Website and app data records
---

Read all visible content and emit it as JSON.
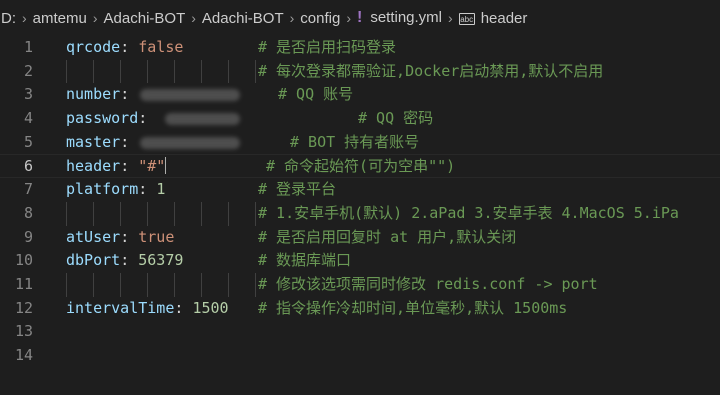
{
  "breadcrumb": {
    "items": [
      "D:",
      "amtemu",
      "Adachi-BOT",
      "Adachi-BOT",
      "config"
    ],
    "file": "setting.yml",
    "file_icon": "!",
    "symbol": "header",
    "symbol_icon": "abc"
  },
  "lines": [
    {
      "n": "1",
      "key": "qrcode",
      "sep": ": ",
      "value": "false",
      "vtype": "str",
      "comment": "# 是否启用扫码登录"
    },
    {
      "n": "2",
      "key": "",
      "sep": "",
      "value": "",
      "vtype": "",
      "comment": "# 每次登录都需验证,Docker启动禁用,默认不启用"
    },
    {
      "n": "3",
      "key": "number",
      "sep": ":",
      "value": "",
      "vtype": "",
      "comment": "# QQ 账号"
    },
    {
      "n": "4",
      "key": "password",
      "sep": ":",
      "value": "",
      "vtype": "",
      "comment": "# QQ 密码"
    },
    {
      "n": "5",
      "key": "master",
      "sep": ": ",
      "value": "",
      "vtype": "",
      "comment": "# BOT 持有者账号"
    },
    {
      "n": "6",
      "key": "header",
      "sep": ": ",
      "value": "\"#\"",
      "vtype": "str",
      "comment": "# 命令起始符(可为空串\"\")"
    },
    {
      "n": "7",
      "key": "platform",
      "sep": ": ",
      "value": "1",
      "vtype": "num",
      "comment": "# 登录平台"
    },
    {
      "n": "8",
      "key": "",
      "sep": "",
      "value": "",
      "vtype": "",
      "comment": "# 1.安卓手机(默认) 2.aPad 3.安卓手表 4.MacOS 5.iPa"
    },
    {
      "n": "9",
      "key": "atUser",
      "sep": ": ",
      "value": "true",
      "vtype": "str",
      "comment": "# 是否启用回复时 at 用户,默认关闭"
    },
    {
      "n": "10",
      "key": "dbPort",
      "sep": ": ",
      "value": "56379",
      "vtype": "num",
      "comment": "# 数据库端口"
    },
    {
      "n": "11",
      "key": "",
      "sep": "",
      "value": "",
      "vtype": "",
      "comment": "# 修改该选项需同时修改 redis.conf -> port"
    },
    {
      "n": "12",
      "key": "intervalTime",
      "sep": ": ",
      "value": "1500",
      "vtype": "num",
      "comment": "# 指令操作冷却时间,单位毫秒,默认 1500ms"
    },
    {
      "n": "13",
      "key": "",
      "sep": "",
      "value": "",
      "vtype": "",
      "comment": ""
    },
    {
      "n": "14",
      "key": "",
      "sep": "",
      "value": "",
      "vtype": "",
      "comment": ""
    }
  ],
  "current_line": "6",
  "colors": {
    "key": "#9cdcfe",
    "string": "#ce9178",
    "number": "#b5cea8",
    "comment": "#6a9955",
    "background": "#1e1e1e"
  }
}
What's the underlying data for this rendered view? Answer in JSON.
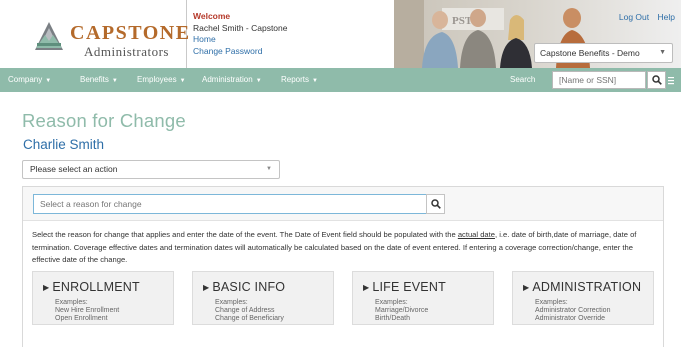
{
  "logo": {
    "name": "CAPSTONE",
    "sub": "Administrators"
  },
  "welcome": {
    "title": "Welcome",
    "user": "Rachel Smith - Capstone",
    "home": "Home",
    "change_password": "Change Password"
  },
  "top_links": {
    "log_out": "Log Out",
    "help": "Help"
  },
  "company_select": {
    "value": "Capstone Benefits - Demo"
  },
  "nav": {
    "items": [
      {
        "label": "Company"
      },
      {
        "label": "Benefits"
      },
      {
        "label": "Employees"
      },
      {
        "label": "Administration"
      },
      {
        "label": "Reports"
      }
    ],
    "search_label": "Search",
    "search_placeholder": "[Name or SSN]"
  },
  "page": {
    "title": "Reason for Change",
    "person_name": "Charlie  Smith",
    "action_select": "Please select an action",
    "reason_placeholder": "Select a reason for change",
    "instructions_part1": "Select the reason for change that applies and enter the date of the event. The Date of Event field should be populated with the ",
    "instructions_link": "actual date",
    "instructions_part2": ", i.e. date of birth,date of marriage, date of termination. Coverage effective dates and termination dates will automatically be calculated based on the date of event entered. If entering a coverage correction/change, enter the effective date of the change."
  },
  "cards": [
    {
      "title": "ENROLLMENT",
      "examples_label": "Examples:",
      "examples": [
        "New Hire Enrollment",
        "Open Enrollment"
      ]
    },
    {
      "title": "BASIC INFO",
      "examples_label": "Examples:",
      "examples": [
        "Change of Address",
        "Change of Beneficiary"
      ]
    },
    {
      "title": "LIFE EVENT",
      "examples_label": "Examples:",
      "examples": [
        "Marriage/Divorce",
        "Birth/Death"
      ]
    },
    {
      "title": "ADMINISTRATION",
      "examples_label": "Examples:",
      "examples": [
        "Administrator Correction",
        "Administrator Override"
      ]
    }
  ],
  "colors": {
    "nav_bg": "#8fbbaa",
    "brand": "#b46a2b",
    "link": "#2f6fa8",
    "welcome": "#b5392a"
  },
  "icons": {
    "search": "magnifier-icon",
    "dropdown": "caret-down-icon",
    "card": "triangle-right-icon"
  }
}
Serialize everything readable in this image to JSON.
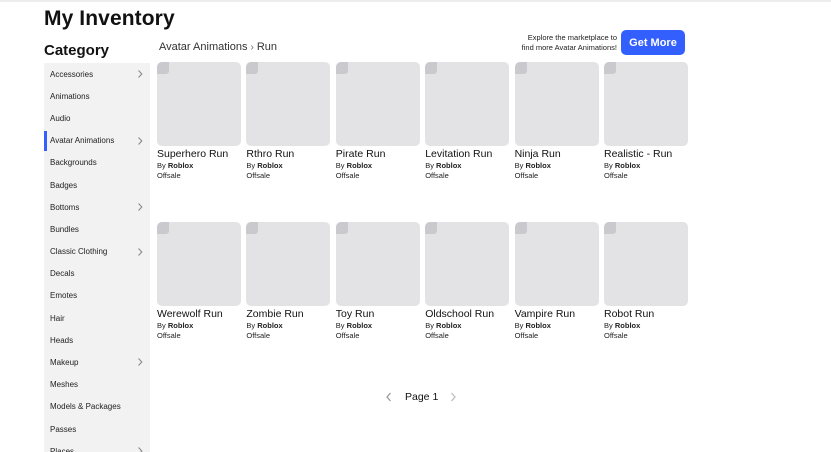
{
  "header": {
    "title": "My Inventory",
    "category_heading": "Category"
  },
  "sidebar": {
    "items": [
      {
        "label": "Accessories",
        "has_chevron": true,
        "active": false
      },
      {
        "label": "Animations",
        "has_chevron": false,
        "active": false
      },
      {
        "label": "Audio",
        "has_chevron": false,
        "active": false
      },
      {
        "label": "Avatar Animations",
        "has_chevron": true,
        "active": true
      },
      {
        "label": "Backgrounds",
        "has_chevron": false,
        "active": false
      },
      {
        "label": "Badges",
        "has_chevron": false,
        "active": false
      },
      {
        "label": "Bottoms",
        "has_chevron": true,
        "active": false
      },
      {
        "label": "Bundles",
        "has_chevron": false,
        "active": false
      },
      {
        "label": "Classic Clothing",
        "has_chevron": true,
        "active": false
      },
      {
        "label": "Decals",
        "has_chevron": false,
        "active": false
      },
      {
        "label": "Emotes",
        "has_chevron": false,
        "active": false
      },
      {
        "label": "Hair",
        "has_chevron": false,
        "active": false
      },
      {
        "label": "Heads",
        "has_chevron": false,
        "active": false
      },
      {
        "label": "Makeup",
        "has_chevron": true,
        "active": false
      },
      {
        "label": "Meshes",
        "has_chevron": false,
        "active": false
      },
      {
        "label": "Models & Packages",
        "has_chevron": false,
        "active": false
      },
      {
        "label": "Passes",
        "has_chevron": false,
        "active": false
      },
      {
        "label": "Places",
        "has_chevron": true,
        "active": false
      }
    ]
  },
  "breadcrumb": {
    "parent": "Avatar Animations",
    "separator": "›",
    "current": "Run"
  },
  "promo": {
    "line1": "Explore the marketplace to",
    "line2": "find more Avatar Animations!",
    "button_label": "Get More"
  },
  "items": [
    {
      "name": "Superhero Run",
      "by": "By",
      "creator": "Roblox",
      "status": "Offsale"
    },
    {
      "name": "Rthro Run",
      "by": "By",
      "creator": "Roblox",
      "status": "Offsale"
    },
    {
      "name": "Pirate Run",
      "by": "By",
      "creator": "Roblox",
      "status": "Offsale"
    },
    {
      "name": "Levitation Run",
      "by": "By",
      "creator": "Roblox",
      "status": "Offsale"
    },
    {
      "name": "Ninja Run",
      "by": "By",
      "creator": "Roblox",
      "status": "Offsale"
    },
    {
      "name": "Realistic - Run",
      "by": "By",
      "creator": "Roblox",
      "status": "Offsale"
    },
    {
      "name": "Werewolf Run",
      "by": "By",
      "creator": "Roblox",
      "status": "Offsale"
    },
    {
      "name": "Zombie Run",
      "by": "By",
      "creator": "Roblox",
      "status": "Offsale"
    },
    {
      "name": "Toy Run",
      "by": "By",
      "creator": "Roblox",
      "status": "Offsale"
    },
    {
      "name": "Oldschool Run",
      "by": "By",
      "creator": "Roblox",
      "status": "Offsale"
    },
    {
      "name": "Vampire Run",
      "by": "By",
      "creator": "Roblox",
      "status": "Offsale"
    },
    {
      "name": "Robot Run",
      "by": "By",
      "creator": "Roblox",
      "status": "Offsale"
    }
  ],
  "pager": {
    "label": "Page 1"
  },
  "colors": {
    "accent": "#335fff",
    "thumbnail_placeholder": "#e3e3e6",
    "sidebar_bg": "#f2f2f3"
  },
  "icons": {
    "sidebar_chevron": "chevron-right-icon",
    "pager_prev": "chevron-left-icon",
    "pager_next": "chevron-right-icon"
  }
}
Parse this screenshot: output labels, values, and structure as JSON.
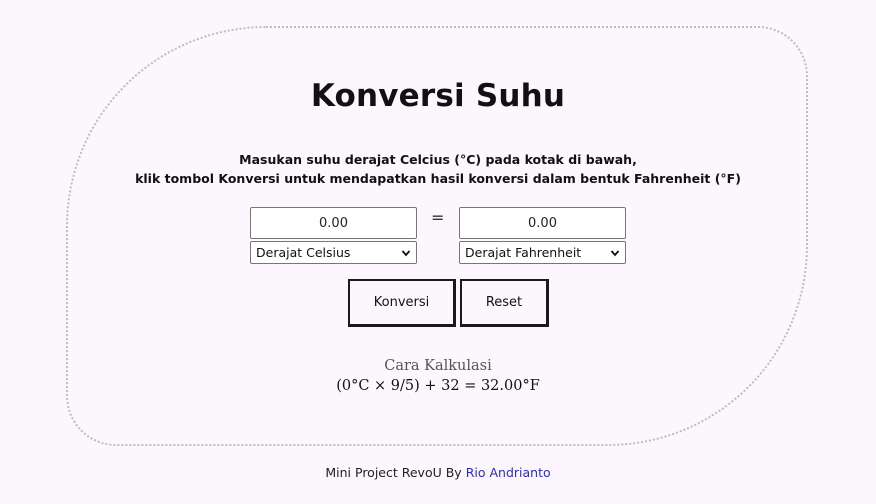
{
  "app": {
    "title": "Konversi Suhu",
    "instructions_line1": "Masukan suhu derajat Celcius (°C) pada kotak di bawah,",
    "instructions_line2": "klik tombol Konversi untuk mendapatkan hasil konversi dalam bentuk Fahrenheit (°F)"
  },
  "converter": {
    "input_value": "0.00",
    "output_value": "0.00",
    "equals_sign": "=",
    "from_unit": "Derajat Celsius",
    "to_unit": "Derajat Fahrenheit"
  },
  "buttons": {
    "convert_label": "Konversi",
    "reset_label": "Reset"
  },
  "calculation": {
    "label": "Cara Kalkulasi",
    "formula": "(0°C × 9/5) + 32 = 32.00°F"
  },
  "footer": {
    "prefix": "Mini Project RevoU By",
    "author_link": "Rio Andrianto"
  },
  "colors": {
    "background": "#fbf7fd",
    "link": "#2c2cc9",
    "border_dotted": "#bdbdbd"
  }
}
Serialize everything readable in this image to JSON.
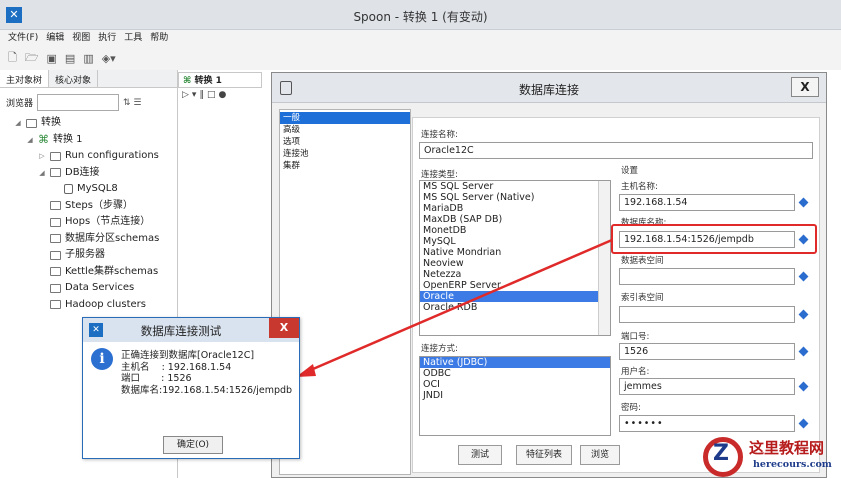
{
  "window": {
    "title": "Spoon - 转换 1 (有变动)",
    "app_icon": "pentaho-icon"
  },
  "menu": [
    "文件(F)",
    "编辑",
    "视图",
    "执行",
    "工具",
    "帮助"
  ],
  "left": {
    "tabs": [
      "主对象树",
      "核心对象"
    ],
    "search_label": "浏览器",
    "tree": [
      {
        "label": "转换",
        "level": 0,
        "expander": "◢",
        "icon": "folder"
      },
      {
        "label": "转换 1",
        "level": 1,
        "expander": "◢",
        "icon": "trans"
      },
      {
        "label": "Run configurations",
        "level": 2,
        "expander": "▷",
        "icon": "folder"
      },
      {
        "label": "DB连接",
        "level": 2,
        "expander": "◢",
        "icon": "folder"
      },
      {
        "label": "MySQL8",
        "level": 3,
        "expander": "",
        "icon": "db"
      },
      {
        "label": "Steps（步骤）",
        "level": 2,
        "expander": "",
        "icon": "folder"
      },
      {
        "label": "Hops（节点连接）",
        "level": 2,
        "expander": "",
        "icon": "folder"
      },
      {
        "label": "数据库分区schemas",
        "level": 2,
        "expander": "",
        "icon": "folder"
      },
      {
        "label": "子服务器",
        "level": 2,
        "expander": "",
        "icon": "folder"
      },
      {
        "label": "Kettle集群schemas",
        "level": 2,
        "expander": "",
        "icon": "folder"
      },
      {
        "label": "Data Services",
        "level": 2,
        "expander": "",
        "icon": "folder"
      },
      {
        "label": "Hadoop clusters",
        "level": 2,
        "expander": "",
        "icon": "folder"
      }
    ]
  },
  "canvas": {
    "tab": "转换 1"
  },
  "dialog": {
    "title": "数据库连接",
    "close": "X",
    "nav": [
      "一般",
      "高级",
      "选项",
      "连接池",
      "集群"
    ],
    "conn_name_label": "连接名称:",
    "conn_name_value": "Oracle12C",
    "conn_type_label": "连接类型:",
    "conn_types": [
      "MS SQL Server",
      "MS SQL Server (Native)",
      "MariaDB",
      "MaxDB (SAP DB)",
      "MonetDB",
      "MySQL",
      "Native Mondrian",
      "Neoview",
      "Netezza",
      "OpenERP Server",
      "Oracle",
      "Oracle RDB"
    ],
    "conn_type_selected": "Oracle",
    "access_label": "连接方式:",
    "access_methods": [
      "Native (JDBC)",
      "ODBC",
      "OCI",
      "JNDI"
    ],
    "access_selected": "Native (JDBC)",
    "settings_label": "设置",
    "host_label": "主机名称:",
    "host_value": "192.168.1.54",
    "dbname_label": "数据库名称:",
    "dbname_value": "192.168.1.54:1526/jempdb",
    "tablespace_label": "数据表空间",
    "index_ts_label": "索引表空间",
    "port_label": "端口号:",
    "port_value": "1526",
    "user_label": "用户名:",
    "user_value": "jemmes",
    "pwd_label": "密码:",
    "pwd_value": "••••••",
    "buttons": [
      "测试",
      "特征列表",
      "浏览"
    ]
  },
  "test_dialog": {
    "title": "数据库连接测试",
    "close": "X",
    "message": "正确连接到数据库[Oracle12C]\n主机名    : 192.168.1.54\n端口       : 1526\n数据库名:192.168.1.54:1526/jempdb",
    "ok": "确定(O)"
  },
  "watermark": {
    "text": "这里教程网",
    "url": "herecours.com"
  },
  "colors": {
    "highlight": "#e02a2a",
    "selection": "#3c7be6",
    "arrow": "#e02a2a"
  }
}
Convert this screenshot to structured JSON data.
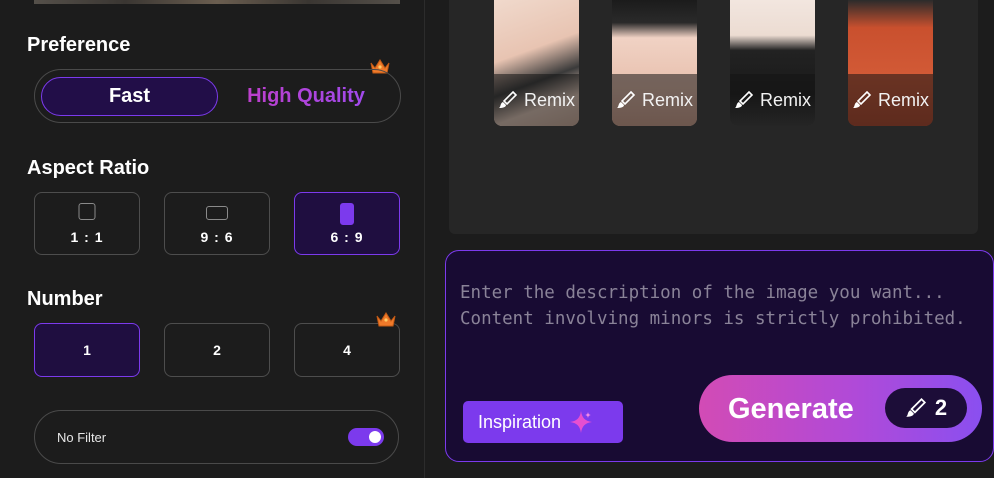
{
  "preference": {
    "title": "Preference",
    "options": [
      "Fast",
      "High Quality"
    ],
    "selected": "Fast"
  },
  "aspect_ratio": {
    "title": "Aspect Ratio",
    "options": [
      "1 : 1",
      "9 : 6",
      "6 : 9"
    ],
    "selected": "6 : 9"
  },
  "number": {
    "title": "Number",
    "options": [
      "1",
      "2",
      "4"
    ],
    "selected": "1"
  },
  "filter": {
    "label": "No Filter",
    "enabled": true
  },
  "gallery": {
    "cards": [
      {
        "remix_label": "Remix"
      },
      {
        "remix_label": "Remix"
      },
      {
        "remix_label": "Remix"
      },
      {
        "remix_label": "Remix"
      }
    ]
  },
  "prompt": {
    "placeholder": "Enter the description of the image you want... Content involving minors is strictly prohibited.",
    "inspiration_label": "Inspiration"
  },
  "generate": {
    "label": "Generate",
    "cost": "2"
  },
  "colors": {
    "accent": "#7c3aed",
    "background": "#1c1c1c",
    "premium_gradient_start": "#c03ec8",
    "premium_gradient_end": "#9d4bf0",
    "crown": "#f07a2a"
  }
}
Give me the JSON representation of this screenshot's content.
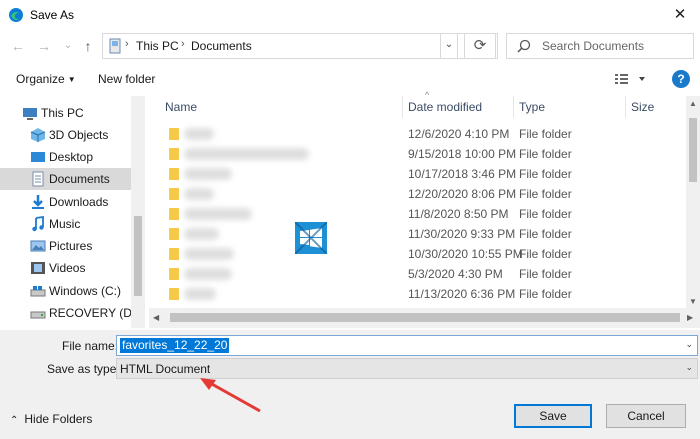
{
  "window": {
    "title": "Save As",
    "close_glyph": "✕"
  },
  "nav": {
    "back_glyph": "←",
    "forward_glyph": "→",
    "recent_glyph": "⌄",
    "up_glyph": "↑",
    "breadcrumb": [
      "This PC",
      "Documents"
    ],
    "sep_glyph": "›",
    "refresh_glyph": "⟳",
    "search_placeholder": "Search Documents"
  },
  "toolbar": {
    "organize_label": "Organize",
    "new_folder_label": "New folder",
    "help_glyph": "?"
  },
  "sidebar": {
    "items": [
      {
        "label": "This PC",
        "icon": "pc-icon"
      },
      {
        "label": "3D Objects",
        "icon": "3d-objects-icon"
      },
      {
        "label": "Desktop",
        "icon": "desktop-icon"
      },
      {
        "label": "Documents",
        "icon": "documents-icon"
      },
      {
        "label": "Downloads",
        "icon": "downloads-icon"
      },
      {
        "label": "Music",
        "icon": "music-icon"
      },
      {
        "label": "Pictures",
        "icon": "pictures-icon"
      },
      {
        "label": "Videos",
        "icon": "videos-icon"
      },
      {
        "label": "Windows (C:)",
        "icon": "drive-c-icon"
      },
      {
        "label": "RECOVERY (D:)",
        "icon": "drive-d-icon"
      }
    ]
  },
  "list": {
    "columns": [
      "Name",
      "Date modified",
      "Type",
      "Size"
    ],
    "rows": [
      {
        "date": "12/6/2020 4:10 PM",
        "type": "File folder"
      },
      {
        "date": "9/15/2018 10:00 PM",
        "type": "File folder"
      },
      {
        "date": "10/17/2018 3:46 PM",
        "type": "File folder"
      },
      {
        "date": "12/20/2020 8:06 PM",
        "type": "File folder"
      },
      {
        "date": "11/8/2020 8:50 PM",
        "type": "File folder"
      },
      {
        "date": "11/30/2020 9:33 PM",
        "type": "File folder"
      },
      {
        "date": "10/30/2020 10:55 PM",
        "type": "File folder"
      },
      {
        "date": "5/3/2020 4:30 PM",
        "type": "File folder"
      },
      {
        "date": "11/13/2020 6:36 PM",
        "type": "File folder"
      }
    ]
  },
  "form": {
    "filename_label": "File name:",
    "filename_value": "favorites_12_22_20",
    "savetype_label": "Save as type:",
    "savetype_value": "HTML Document",
    "dropdown_glyph": "⌄"
  },
  "footer": {
    "hide_folders_label": "Hide Folders",
    "hide_glyph": "⌃",
    "save_label": "Save",
    "cancel_label": "Cancel"
  },
  "colors": {
    "accent": "#0078d7",
    "folder": "#f7c948",
    "annotation": "#e53935"
  }
}
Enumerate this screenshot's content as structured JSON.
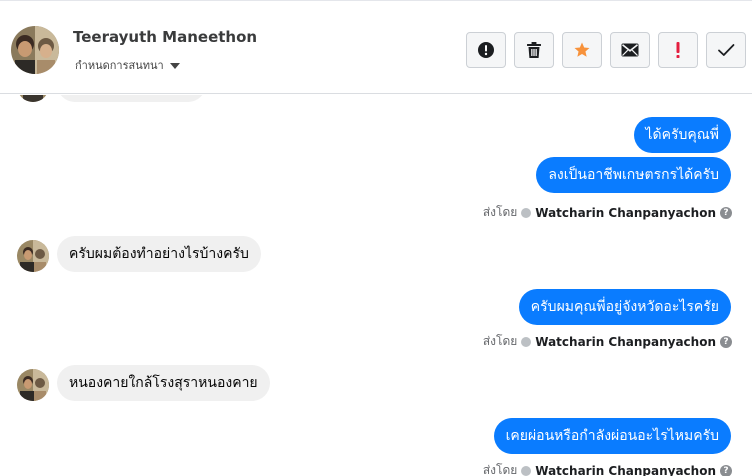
{
  "conversation": {
    "contact_name": "Teerayuth Maneethon",
    "assign_label": "กำหนดการสนทนา",
    "actions": [
      {
        "icon": "alert-circle-icon",
        "color": "#1c1e21"
      },
      {
        "icon": "trash-icon",
        "color": "#1c1e21"
      },
      {
        "icon": "star-icon",
        "color": "#f7923b"
      },
      {
        "icon": "envelope-icon",
        "color": "#1c1e21"
      },
      {
        "icon": "exclamation-icon",
        "color": "#e41e3f"
      },
      {
        "icon": "checkmark-icon",
        "color": "#1c1e21"
      }
    ]
  },
  "messages": {
    "out_1": "ได้ครับคุณพี่",
    "out_2": "ลงเป็นอาชีพเกษตรกรได้ครับ",
    "in_1": "ครับผมต้องทำอย่างไรบ้างครับ",
    "out_3": "ครับผมคุณพี่อยู่จังหวัดอะไรครัย",
    "in_2": "หนองคายใกล้โรงสุราหนองคาย",
    "out_4": "เคยผ่อนหรือกำลังผ่อนอะไรไหมครับ"
  },
  "sent_by": {
    "prefix": "ส่งโดย",
    "name": "Watcharin Chanpanyachon",
    "help": "?"
  },
  "colors": {
    "outgoing_bubble": "#0a7cff",
    "incoming_bubble": "#f0f0f0"
  }
}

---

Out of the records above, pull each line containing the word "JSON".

Read all visible content and emit it as JSON.
What's the underlying data for this rendered view? Answer in JSON.
Serialize everything readable in this image to JSON.
Parse this screenshot: output labels, values, and structure as JSON.
Serialize everything readable in this image to JSON.
Convert this screenshot to structured JSON data.
Give me the JSON representation of this screenshot's content.
Enumerate this screenshot's content as structured JSON.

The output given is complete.